> [Brief]:
Whenever a line in the data contains "Services", show that line.

> [Data excerpts]:

·····

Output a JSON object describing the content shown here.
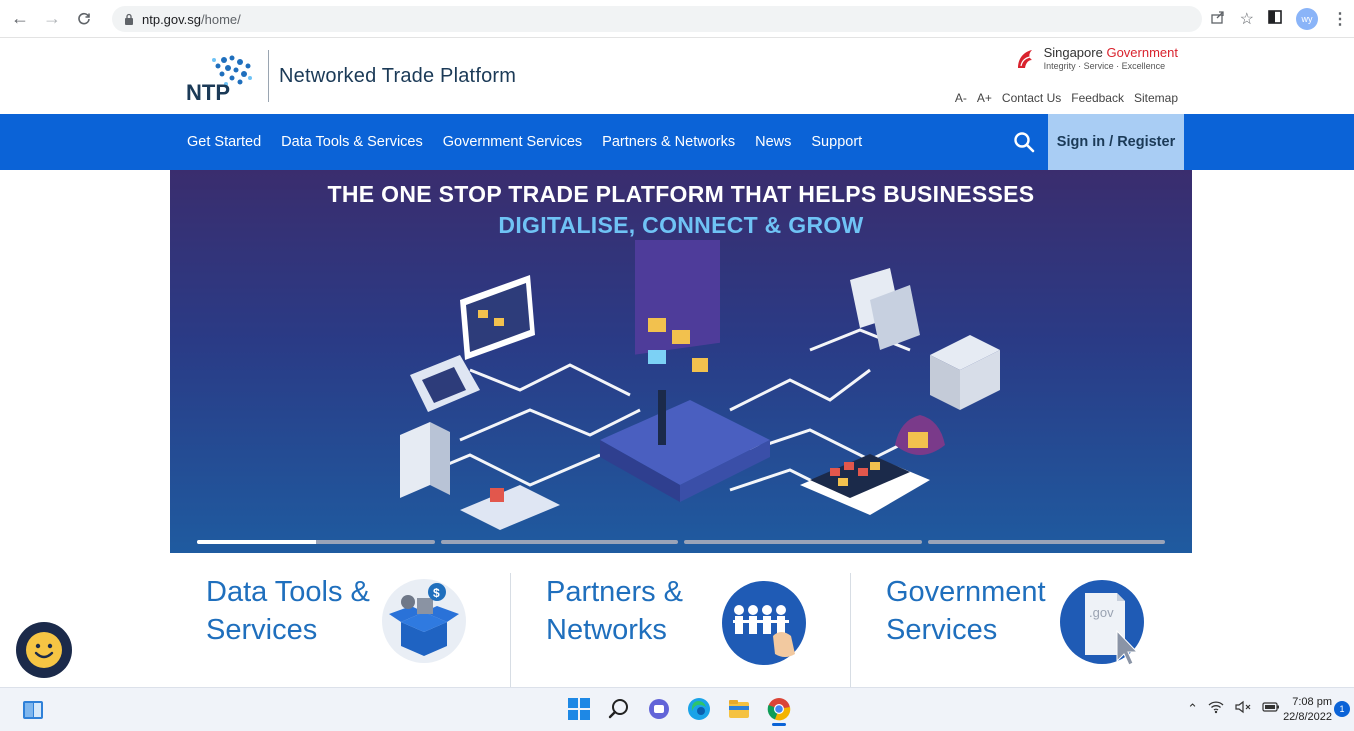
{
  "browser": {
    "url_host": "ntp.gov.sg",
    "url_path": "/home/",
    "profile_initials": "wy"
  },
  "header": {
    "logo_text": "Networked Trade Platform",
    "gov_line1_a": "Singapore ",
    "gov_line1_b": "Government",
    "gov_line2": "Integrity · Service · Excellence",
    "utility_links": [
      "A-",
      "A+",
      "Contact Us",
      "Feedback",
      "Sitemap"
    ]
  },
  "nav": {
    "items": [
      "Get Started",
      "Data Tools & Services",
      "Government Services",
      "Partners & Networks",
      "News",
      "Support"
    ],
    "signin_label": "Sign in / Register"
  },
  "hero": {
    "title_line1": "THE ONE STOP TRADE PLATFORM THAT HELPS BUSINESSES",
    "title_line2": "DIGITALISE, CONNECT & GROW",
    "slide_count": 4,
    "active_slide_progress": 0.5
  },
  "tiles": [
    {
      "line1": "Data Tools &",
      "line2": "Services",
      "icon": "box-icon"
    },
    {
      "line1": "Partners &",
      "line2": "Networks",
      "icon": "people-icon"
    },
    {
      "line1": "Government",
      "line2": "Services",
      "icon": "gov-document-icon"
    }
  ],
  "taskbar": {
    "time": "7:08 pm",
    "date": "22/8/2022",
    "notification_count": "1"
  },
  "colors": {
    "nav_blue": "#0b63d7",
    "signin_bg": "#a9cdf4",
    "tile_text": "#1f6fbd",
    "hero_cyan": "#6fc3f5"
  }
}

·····

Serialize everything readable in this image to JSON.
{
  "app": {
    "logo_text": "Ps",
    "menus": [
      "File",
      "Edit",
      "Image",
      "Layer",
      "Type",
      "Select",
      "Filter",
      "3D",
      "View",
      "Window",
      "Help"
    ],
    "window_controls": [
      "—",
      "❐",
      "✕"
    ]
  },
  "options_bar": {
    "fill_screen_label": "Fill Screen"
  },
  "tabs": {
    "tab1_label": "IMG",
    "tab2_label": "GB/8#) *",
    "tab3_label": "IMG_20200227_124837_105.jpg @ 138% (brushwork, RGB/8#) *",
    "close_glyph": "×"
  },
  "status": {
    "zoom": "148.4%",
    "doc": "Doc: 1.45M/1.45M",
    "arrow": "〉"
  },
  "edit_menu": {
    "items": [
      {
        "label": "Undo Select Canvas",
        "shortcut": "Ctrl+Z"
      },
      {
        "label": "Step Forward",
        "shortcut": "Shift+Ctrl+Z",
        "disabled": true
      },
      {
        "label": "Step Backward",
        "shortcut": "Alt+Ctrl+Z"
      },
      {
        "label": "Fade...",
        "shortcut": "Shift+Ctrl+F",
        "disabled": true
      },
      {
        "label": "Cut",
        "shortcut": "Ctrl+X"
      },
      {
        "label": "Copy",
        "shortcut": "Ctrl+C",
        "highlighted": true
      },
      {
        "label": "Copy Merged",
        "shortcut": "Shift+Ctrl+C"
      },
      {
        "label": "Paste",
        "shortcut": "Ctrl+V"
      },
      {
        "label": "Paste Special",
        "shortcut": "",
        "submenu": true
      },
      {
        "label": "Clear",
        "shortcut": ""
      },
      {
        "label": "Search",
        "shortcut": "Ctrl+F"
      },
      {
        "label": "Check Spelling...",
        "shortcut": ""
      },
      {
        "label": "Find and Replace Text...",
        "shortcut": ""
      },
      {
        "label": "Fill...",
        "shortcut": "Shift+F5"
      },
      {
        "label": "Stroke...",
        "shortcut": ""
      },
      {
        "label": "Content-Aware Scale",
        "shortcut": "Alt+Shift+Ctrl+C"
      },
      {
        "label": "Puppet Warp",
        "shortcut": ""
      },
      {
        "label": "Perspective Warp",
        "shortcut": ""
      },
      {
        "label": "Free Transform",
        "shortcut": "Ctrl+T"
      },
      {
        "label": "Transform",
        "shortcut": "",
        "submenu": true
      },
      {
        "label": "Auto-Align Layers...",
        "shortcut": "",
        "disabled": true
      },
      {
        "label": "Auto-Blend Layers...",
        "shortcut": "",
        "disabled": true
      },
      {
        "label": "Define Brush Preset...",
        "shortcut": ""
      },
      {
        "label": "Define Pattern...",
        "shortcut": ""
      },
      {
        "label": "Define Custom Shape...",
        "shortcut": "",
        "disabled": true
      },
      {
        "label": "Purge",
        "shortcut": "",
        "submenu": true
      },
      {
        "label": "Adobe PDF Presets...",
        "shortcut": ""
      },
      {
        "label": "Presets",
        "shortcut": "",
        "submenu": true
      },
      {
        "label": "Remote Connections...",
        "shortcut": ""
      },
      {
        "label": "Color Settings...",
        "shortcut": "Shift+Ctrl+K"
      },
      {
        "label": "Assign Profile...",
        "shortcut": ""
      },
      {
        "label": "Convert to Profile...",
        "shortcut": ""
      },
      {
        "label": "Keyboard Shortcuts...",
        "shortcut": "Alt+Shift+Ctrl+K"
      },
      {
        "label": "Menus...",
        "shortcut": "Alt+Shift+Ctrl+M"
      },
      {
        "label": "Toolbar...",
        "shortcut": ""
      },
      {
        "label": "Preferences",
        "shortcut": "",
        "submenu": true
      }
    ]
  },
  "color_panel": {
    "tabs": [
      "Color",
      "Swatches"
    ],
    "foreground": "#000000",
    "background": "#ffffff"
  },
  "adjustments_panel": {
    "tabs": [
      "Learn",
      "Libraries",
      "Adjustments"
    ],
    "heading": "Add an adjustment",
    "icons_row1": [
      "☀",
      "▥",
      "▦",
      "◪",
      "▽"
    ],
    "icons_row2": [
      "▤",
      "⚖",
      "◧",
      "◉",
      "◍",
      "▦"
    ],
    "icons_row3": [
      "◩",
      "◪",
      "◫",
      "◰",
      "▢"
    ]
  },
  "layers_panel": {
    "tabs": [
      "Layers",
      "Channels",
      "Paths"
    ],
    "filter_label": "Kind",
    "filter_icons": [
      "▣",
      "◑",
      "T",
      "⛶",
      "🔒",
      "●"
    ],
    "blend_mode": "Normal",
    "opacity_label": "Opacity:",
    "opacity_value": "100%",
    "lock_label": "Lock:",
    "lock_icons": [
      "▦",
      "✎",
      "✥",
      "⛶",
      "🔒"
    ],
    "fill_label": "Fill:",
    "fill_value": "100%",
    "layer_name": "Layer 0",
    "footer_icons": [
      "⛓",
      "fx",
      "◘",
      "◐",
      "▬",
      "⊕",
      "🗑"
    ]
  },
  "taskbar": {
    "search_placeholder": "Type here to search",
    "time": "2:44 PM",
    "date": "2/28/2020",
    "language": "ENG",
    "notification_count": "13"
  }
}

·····

> [Result of this exercise]:
      "Data Tools & Services",
      "Government Services",
      "line2": "Services",
      "line2": "Services",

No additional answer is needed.